EXERCISE MATERIALS —
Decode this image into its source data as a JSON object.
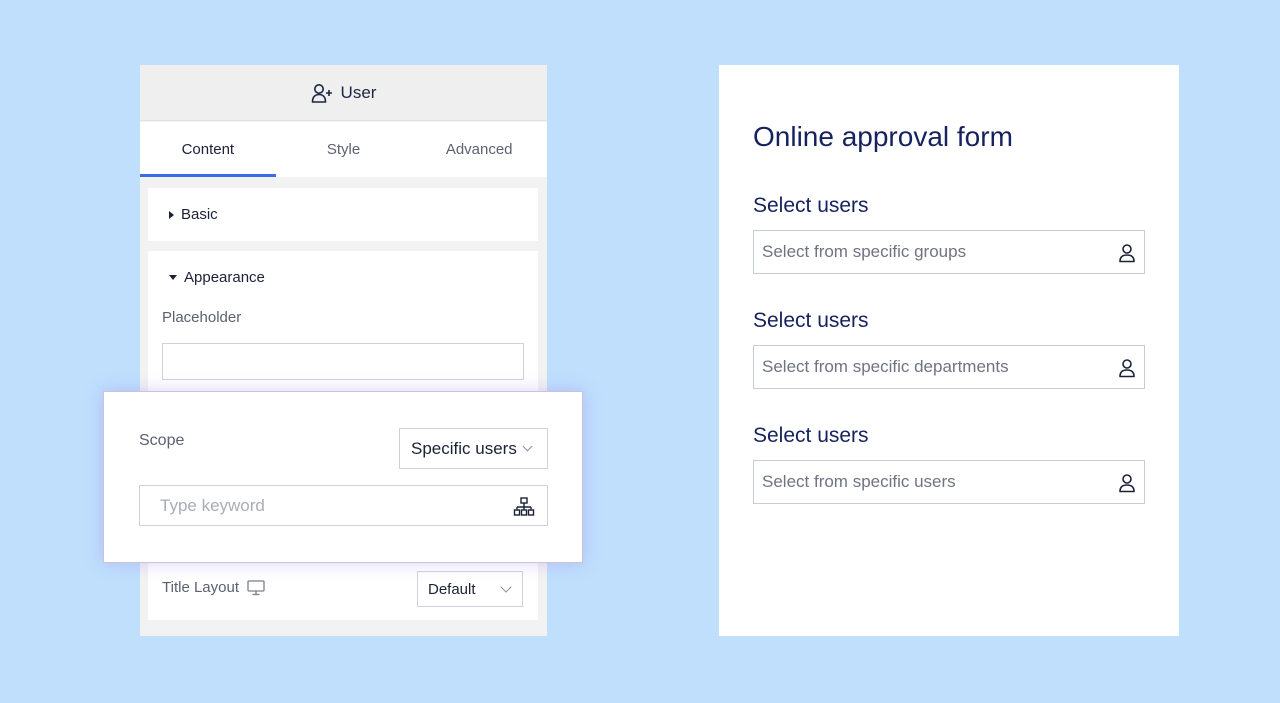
{
  "editor": {
    "header_title": "User",
    "tabs": [
      {
        "label": "Content",
        "active": true
      },
      {
        "label": "Style",
        "active": false
      },
      {
        "label": "Advanced",
        "active": false
      }
    ],
    "sections": {
      "basic": "Basic",
      "appearance": "Appearance"
    },
    "placeholder_label": "Placeholder",
    "placeholder_value": "",
    "title_layout_label": "Title Layout",
    "title_layout_value": "Default"
  },
  "scope": {
    "label": "Scope",
    "selected": "Specific users",
    "keyword_placeholder": "Type keyword"
  },
  "form": {
    "title": "Online approval form",
    "fields": [
      {
        "label": "Select users",
        "placeholder": "Select from specific groups"
      },
      {
        "label": "Select users",
        "placeholder": "Select from specific departments"
      },
      {
        "label": "Select users",
        "placeholder": "Select from specific users"
      }
    ]
  },
  "colors": {
    "background": "#bfdffd",
    "accent": "#3b6be8",
    "form_text": "#16225e"
  }
}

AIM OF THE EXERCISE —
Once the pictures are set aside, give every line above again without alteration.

SOLUTION TO THIS PROBLEM —
Decode this image into its source data as a JSON object.
{
  "editor": {
    "header_title": "User",
    "tabs": [
      {
        "label": "Content",
        "active": true
      },
      {
        "label": "Style",
        "active": false
      },
      {
        "label": "Advanced",
        "active": false
      }
    ],
    "sections": {
      "basic": "Basic",
      "appearance": "Appearance"
    },
    "placeholder_label": "Placeholder",
    "placeholder_value": "",
    "title_layout_label": "Title Layout",
    "title_layout_value": "Default"
  },
  "scope": {
    "label": "Scope",
    "selected": "Specific users",
    "keyword_placeholder": "Type keyword"
  },
  "form": {
    "title": "Online approval form",
    "fields": [
      {
        "label": "Select users",
        "placeholder": "Select from specific groups"
      },
      {
        "label": "Select users",
        "placeholder": "Select from specific departments"
      },
      {
        "label": "Select users",
        "placeholder": "Select from specific users"
      }
    ]
  },
  "colors": {
    "background": "#bfdffd",
    "accent": "#3b6be8",
    "form_text": "#16225e"
  }
}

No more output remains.